Return every line from the records below with the string "avatar".

──────── Supplied data ────────

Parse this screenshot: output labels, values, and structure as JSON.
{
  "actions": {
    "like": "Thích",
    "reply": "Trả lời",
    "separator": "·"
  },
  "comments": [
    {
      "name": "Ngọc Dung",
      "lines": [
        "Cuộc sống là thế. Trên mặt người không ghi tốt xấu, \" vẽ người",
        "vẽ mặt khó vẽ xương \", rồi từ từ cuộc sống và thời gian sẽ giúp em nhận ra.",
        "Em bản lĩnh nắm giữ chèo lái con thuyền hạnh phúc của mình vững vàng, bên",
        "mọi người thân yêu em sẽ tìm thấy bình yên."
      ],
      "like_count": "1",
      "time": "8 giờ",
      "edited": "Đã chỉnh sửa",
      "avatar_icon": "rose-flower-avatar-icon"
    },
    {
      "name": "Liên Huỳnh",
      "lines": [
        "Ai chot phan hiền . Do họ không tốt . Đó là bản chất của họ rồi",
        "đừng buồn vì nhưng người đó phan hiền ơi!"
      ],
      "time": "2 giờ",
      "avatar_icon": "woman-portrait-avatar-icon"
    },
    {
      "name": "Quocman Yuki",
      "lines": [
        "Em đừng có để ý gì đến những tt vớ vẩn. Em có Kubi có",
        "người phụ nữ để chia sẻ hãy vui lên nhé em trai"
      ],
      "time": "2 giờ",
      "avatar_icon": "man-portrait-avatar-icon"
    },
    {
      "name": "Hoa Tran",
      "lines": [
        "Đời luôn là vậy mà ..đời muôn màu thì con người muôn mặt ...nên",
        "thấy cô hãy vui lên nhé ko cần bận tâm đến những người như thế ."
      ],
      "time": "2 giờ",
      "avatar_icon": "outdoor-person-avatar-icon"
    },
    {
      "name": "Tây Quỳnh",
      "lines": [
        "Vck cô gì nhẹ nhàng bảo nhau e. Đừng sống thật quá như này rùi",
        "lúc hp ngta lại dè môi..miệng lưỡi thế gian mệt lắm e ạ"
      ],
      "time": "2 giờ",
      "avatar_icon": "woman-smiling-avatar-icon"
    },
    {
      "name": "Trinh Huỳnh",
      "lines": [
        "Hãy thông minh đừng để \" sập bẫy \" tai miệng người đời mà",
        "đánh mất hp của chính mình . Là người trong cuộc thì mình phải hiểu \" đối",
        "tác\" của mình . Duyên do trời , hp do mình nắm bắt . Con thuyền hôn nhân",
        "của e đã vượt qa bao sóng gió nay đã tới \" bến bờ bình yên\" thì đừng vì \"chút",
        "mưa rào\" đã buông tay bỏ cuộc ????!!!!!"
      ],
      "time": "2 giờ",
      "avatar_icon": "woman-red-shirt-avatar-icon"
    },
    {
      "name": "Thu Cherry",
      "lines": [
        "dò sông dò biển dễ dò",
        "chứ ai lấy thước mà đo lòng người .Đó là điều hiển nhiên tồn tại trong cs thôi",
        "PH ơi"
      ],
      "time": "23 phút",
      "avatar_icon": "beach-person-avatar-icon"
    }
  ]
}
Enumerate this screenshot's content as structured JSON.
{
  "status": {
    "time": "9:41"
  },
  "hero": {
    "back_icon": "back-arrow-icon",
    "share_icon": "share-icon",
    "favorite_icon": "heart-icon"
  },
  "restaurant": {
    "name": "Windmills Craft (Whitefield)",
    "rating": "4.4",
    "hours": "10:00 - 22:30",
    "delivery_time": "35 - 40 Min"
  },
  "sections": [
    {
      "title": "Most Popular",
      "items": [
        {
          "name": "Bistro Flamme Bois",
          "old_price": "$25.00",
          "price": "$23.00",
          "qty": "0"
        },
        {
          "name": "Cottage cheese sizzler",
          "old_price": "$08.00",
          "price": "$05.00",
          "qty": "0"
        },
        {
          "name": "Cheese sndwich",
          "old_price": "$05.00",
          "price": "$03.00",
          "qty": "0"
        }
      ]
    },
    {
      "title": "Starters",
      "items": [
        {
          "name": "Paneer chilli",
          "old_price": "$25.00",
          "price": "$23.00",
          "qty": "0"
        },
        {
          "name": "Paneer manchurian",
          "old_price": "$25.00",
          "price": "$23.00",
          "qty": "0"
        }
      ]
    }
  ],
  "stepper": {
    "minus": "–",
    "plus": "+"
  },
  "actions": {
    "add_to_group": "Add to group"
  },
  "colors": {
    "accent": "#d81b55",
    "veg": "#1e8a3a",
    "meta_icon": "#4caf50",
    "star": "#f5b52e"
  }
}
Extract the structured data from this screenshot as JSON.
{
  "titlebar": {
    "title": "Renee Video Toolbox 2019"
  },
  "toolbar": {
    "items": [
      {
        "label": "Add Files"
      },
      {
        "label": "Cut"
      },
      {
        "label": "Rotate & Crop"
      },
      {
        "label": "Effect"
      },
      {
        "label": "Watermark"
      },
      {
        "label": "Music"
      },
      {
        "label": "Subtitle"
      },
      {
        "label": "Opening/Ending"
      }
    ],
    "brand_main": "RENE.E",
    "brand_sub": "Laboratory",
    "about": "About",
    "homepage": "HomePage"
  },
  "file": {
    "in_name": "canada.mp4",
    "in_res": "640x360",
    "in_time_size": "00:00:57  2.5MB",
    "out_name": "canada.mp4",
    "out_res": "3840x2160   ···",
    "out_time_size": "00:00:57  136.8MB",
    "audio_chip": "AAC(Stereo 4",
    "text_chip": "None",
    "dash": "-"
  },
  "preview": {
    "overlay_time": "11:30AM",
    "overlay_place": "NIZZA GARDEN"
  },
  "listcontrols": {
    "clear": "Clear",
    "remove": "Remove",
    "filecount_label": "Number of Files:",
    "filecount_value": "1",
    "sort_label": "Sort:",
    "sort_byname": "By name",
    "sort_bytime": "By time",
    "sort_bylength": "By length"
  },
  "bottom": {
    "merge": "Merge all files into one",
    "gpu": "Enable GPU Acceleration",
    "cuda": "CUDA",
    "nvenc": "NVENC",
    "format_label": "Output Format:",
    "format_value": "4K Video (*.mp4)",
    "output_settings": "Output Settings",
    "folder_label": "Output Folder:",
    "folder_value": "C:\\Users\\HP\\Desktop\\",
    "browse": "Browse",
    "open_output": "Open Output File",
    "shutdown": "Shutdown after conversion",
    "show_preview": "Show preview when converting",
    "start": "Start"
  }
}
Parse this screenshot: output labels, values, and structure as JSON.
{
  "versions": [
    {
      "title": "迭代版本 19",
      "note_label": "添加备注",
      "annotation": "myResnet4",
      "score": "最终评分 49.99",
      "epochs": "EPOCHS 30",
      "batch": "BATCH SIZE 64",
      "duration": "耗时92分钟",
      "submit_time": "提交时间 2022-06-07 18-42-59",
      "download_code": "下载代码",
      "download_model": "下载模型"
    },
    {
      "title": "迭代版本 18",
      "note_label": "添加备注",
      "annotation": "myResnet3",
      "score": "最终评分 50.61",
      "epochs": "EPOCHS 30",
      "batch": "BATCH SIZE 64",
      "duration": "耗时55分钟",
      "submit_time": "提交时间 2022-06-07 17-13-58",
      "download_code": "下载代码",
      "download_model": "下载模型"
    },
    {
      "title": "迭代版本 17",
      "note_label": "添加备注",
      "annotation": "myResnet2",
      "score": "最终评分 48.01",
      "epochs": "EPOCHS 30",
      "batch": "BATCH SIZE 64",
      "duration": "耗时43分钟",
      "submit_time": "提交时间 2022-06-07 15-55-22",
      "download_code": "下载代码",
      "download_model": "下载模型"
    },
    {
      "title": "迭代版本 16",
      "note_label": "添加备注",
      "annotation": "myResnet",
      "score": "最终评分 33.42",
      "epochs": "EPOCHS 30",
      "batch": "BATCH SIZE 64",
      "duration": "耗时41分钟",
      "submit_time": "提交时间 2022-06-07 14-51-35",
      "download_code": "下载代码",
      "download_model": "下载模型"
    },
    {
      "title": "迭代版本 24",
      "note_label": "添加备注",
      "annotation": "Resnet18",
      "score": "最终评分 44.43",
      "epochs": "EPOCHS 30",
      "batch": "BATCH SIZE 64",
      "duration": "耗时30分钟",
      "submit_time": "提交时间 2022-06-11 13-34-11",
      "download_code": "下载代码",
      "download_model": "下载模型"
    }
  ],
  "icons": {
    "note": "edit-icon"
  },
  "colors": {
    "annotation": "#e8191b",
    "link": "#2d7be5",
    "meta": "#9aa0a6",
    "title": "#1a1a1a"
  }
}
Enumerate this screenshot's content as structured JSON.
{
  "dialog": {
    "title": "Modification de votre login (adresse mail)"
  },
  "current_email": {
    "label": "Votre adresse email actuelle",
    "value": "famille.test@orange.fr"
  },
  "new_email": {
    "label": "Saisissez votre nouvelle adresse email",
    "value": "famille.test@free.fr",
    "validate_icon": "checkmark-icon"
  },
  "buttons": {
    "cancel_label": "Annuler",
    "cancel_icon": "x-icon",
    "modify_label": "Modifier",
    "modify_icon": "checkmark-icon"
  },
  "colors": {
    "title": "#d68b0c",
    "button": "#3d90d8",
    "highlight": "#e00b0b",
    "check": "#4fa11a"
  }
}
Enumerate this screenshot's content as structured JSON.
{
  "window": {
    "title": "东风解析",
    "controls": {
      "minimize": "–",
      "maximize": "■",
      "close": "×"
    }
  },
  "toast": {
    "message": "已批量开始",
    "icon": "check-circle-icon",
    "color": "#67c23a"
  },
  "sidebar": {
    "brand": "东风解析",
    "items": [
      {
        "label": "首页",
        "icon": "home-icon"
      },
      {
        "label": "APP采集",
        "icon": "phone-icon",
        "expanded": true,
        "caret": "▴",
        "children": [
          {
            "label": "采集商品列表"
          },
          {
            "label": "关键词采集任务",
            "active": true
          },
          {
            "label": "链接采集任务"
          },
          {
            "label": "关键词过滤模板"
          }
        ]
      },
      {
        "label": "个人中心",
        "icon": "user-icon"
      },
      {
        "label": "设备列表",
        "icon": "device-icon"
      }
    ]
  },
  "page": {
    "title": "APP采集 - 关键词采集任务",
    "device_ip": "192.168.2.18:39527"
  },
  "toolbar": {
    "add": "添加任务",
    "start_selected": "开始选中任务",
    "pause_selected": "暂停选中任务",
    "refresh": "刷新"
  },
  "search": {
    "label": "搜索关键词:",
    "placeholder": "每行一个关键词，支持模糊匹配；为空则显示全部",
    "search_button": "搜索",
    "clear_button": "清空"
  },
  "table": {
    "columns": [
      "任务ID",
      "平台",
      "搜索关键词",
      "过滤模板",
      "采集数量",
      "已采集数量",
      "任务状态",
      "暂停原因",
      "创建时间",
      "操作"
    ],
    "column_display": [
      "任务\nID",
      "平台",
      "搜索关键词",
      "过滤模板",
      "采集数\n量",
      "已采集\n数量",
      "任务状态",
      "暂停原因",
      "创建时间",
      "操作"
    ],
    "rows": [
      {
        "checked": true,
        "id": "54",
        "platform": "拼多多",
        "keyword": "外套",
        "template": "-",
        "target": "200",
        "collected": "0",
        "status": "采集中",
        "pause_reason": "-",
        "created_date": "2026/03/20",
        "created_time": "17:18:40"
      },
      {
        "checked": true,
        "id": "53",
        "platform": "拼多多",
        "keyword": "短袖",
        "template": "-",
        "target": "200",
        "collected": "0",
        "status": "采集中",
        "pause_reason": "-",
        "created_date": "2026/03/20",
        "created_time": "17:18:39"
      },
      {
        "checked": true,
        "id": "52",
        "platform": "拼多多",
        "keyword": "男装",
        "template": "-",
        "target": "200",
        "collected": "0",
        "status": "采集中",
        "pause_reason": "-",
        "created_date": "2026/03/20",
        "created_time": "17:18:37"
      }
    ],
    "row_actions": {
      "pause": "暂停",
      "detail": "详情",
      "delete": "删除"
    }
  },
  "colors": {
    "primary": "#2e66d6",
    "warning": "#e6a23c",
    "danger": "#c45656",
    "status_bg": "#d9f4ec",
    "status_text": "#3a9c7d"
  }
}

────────

Result of this exercise:
      "avatar_icon": "rose-flower-avatar-icon"
      "avatar_icon": "woman-portrait-avatar-icon"
      "avatar_icon": "man-portrait-avatar-icon"
      "avatar_icon": "outdoor-person-avatar-icon"
      "avatar_icon": "woman-smiling-avatar-icon"
      "avatar_icon": "woman-red-shirt-avatar-icon"
      "avatar_icon": "beach-person-avatar-icon"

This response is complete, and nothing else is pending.